*** Available records ***

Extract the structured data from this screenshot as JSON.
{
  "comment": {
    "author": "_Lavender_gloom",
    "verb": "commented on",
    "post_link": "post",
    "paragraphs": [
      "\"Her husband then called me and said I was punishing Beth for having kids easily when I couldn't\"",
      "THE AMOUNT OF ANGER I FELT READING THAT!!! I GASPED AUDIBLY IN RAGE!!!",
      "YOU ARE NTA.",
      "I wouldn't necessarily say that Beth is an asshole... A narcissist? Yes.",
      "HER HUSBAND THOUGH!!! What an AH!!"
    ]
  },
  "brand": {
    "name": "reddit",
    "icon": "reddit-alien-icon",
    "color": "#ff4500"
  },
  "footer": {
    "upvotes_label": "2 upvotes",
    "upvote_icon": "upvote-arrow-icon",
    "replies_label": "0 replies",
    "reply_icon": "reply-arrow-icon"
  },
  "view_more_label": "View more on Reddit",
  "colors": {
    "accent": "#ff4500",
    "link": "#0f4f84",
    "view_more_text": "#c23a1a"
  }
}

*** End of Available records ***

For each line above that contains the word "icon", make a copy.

    "icon": "reddit-alien-icon",
    "upvote_icon": "upvote-arrow-icon",
    "reply_icon": "reply-arrow-icon"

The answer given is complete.